§ **DATASET EXCERPTS**
+===+

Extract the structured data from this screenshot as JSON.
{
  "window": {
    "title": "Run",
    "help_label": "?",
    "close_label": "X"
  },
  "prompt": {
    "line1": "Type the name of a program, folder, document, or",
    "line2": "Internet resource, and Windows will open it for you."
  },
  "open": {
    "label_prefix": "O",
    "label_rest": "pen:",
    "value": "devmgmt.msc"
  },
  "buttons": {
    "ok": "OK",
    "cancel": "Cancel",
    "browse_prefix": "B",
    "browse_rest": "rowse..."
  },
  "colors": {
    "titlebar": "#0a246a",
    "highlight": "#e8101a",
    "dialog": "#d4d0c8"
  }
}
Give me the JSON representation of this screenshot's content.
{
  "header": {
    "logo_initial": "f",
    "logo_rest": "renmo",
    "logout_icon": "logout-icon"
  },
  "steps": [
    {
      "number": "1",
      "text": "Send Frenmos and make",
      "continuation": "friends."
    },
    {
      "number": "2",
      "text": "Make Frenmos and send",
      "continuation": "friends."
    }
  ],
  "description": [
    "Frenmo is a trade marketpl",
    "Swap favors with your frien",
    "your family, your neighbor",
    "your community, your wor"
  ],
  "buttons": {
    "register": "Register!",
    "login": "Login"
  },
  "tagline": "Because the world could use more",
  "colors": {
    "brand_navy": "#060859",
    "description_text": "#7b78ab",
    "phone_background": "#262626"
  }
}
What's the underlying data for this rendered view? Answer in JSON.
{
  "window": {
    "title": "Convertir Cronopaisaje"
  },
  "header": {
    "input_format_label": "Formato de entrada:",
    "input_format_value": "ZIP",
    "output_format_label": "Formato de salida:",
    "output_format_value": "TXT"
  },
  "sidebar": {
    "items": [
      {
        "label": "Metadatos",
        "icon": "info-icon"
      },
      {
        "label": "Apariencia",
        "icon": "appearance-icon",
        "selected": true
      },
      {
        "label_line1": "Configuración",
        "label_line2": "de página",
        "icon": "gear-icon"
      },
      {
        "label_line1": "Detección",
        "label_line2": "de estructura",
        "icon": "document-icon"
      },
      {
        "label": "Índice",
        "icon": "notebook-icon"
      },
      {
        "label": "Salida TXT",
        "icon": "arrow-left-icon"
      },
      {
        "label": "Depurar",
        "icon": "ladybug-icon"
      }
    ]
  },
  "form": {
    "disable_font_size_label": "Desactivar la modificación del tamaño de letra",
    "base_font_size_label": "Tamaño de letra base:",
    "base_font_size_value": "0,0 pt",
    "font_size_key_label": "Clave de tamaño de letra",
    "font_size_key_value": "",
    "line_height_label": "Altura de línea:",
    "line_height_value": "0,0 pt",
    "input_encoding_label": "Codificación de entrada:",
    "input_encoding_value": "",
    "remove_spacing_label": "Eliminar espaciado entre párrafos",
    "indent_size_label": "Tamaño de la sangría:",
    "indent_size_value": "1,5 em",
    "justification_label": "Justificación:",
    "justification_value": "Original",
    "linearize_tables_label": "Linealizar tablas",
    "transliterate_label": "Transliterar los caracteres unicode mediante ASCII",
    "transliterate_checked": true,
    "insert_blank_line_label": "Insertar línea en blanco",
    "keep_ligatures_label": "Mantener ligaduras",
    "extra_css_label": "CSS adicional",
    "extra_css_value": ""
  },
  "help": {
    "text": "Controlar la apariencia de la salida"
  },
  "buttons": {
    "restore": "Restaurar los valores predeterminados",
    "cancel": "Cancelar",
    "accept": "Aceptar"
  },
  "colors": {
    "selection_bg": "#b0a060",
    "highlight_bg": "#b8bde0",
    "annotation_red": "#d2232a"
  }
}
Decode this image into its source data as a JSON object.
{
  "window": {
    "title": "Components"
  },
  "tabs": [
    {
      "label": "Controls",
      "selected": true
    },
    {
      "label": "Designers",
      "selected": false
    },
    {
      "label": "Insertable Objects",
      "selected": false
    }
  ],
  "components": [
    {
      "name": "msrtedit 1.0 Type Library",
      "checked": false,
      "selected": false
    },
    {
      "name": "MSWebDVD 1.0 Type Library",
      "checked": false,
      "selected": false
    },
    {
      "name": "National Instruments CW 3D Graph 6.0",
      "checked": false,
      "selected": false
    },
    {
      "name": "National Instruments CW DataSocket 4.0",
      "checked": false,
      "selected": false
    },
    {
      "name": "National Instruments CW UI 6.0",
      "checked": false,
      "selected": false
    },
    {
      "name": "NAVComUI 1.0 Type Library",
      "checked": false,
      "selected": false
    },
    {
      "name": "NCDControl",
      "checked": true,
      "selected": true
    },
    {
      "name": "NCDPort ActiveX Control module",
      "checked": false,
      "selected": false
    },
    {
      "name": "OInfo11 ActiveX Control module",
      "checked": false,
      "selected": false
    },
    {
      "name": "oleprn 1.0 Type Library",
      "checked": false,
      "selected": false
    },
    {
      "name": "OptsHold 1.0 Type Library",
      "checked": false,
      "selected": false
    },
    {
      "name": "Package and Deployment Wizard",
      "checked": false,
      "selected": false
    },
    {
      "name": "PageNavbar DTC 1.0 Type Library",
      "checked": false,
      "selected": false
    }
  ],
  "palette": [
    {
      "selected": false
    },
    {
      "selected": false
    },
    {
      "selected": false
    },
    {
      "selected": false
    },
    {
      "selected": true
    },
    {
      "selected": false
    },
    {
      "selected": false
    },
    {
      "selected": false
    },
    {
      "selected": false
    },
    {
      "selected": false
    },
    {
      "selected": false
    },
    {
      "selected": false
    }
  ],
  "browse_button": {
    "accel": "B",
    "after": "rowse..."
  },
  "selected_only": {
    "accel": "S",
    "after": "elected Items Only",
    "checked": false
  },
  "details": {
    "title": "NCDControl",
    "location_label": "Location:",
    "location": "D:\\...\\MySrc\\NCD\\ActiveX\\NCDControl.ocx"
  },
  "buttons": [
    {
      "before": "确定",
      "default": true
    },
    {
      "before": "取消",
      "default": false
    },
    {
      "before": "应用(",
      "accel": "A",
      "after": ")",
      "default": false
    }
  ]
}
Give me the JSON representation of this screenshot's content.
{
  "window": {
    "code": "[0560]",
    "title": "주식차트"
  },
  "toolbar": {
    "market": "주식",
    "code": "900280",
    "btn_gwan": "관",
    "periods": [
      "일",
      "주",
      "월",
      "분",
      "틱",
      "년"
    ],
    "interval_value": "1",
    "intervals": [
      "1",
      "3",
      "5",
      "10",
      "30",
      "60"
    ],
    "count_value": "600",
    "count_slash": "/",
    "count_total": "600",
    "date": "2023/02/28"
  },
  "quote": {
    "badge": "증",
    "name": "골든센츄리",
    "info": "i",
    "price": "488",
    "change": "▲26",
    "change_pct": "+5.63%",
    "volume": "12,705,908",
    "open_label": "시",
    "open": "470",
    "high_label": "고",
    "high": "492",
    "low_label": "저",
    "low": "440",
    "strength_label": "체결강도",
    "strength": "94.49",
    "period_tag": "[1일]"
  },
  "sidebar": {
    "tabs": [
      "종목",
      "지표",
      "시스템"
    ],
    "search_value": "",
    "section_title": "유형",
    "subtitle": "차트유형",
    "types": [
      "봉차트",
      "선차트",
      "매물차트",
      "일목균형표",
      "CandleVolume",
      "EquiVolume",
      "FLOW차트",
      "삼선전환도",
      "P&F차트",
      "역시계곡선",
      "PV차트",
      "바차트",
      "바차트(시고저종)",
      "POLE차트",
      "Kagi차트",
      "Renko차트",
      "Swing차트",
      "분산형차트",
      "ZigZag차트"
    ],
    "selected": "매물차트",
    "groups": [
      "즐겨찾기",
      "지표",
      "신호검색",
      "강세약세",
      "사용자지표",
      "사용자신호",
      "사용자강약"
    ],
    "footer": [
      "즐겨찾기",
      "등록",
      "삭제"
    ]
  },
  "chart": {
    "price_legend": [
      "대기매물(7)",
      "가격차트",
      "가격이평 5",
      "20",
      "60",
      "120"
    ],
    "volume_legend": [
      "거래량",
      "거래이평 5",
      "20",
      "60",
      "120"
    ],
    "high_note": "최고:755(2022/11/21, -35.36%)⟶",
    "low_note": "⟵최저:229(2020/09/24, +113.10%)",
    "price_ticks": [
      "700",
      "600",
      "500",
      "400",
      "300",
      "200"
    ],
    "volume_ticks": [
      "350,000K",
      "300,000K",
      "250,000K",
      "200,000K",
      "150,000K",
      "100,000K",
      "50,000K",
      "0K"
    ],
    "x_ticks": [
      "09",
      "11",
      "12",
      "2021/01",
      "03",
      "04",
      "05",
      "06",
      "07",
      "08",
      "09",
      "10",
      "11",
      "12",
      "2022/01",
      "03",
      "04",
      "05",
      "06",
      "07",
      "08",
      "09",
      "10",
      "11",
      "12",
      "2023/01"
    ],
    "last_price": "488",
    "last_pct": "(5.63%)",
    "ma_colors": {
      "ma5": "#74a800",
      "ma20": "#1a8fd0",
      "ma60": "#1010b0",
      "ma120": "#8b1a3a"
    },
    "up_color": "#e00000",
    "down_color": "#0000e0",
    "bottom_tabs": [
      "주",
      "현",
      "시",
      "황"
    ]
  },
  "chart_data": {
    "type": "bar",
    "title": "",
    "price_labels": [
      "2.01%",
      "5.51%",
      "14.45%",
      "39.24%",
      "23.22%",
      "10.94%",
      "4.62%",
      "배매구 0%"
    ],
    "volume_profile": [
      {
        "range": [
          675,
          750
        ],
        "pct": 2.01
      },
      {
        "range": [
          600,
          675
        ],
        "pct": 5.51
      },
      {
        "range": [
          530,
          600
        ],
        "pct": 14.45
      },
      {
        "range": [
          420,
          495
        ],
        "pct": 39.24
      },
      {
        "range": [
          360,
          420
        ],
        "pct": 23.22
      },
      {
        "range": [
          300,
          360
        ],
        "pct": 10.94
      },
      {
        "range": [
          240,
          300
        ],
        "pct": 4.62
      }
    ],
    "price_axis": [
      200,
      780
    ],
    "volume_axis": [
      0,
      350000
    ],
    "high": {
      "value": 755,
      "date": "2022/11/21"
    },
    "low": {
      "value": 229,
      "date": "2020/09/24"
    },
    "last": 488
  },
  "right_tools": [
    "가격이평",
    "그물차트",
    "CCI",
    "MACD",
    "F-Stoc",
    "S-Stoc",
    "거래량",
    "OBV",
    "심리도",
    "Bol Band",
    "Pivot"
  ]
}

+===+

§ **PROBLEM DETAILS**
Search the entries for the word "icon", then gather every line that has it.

§ **WRITTEN RESPONSE**
    "logout_icon": "logout-icon"
        "icon": "info-icon"
        "icon": "appearance-icon",
        "icon": "gear-icon"
        "icon": "document-icon"
        "icon": "notebook-icon"
        "icon": "arrow-left-icon"
        "icon": "ladybug-icon"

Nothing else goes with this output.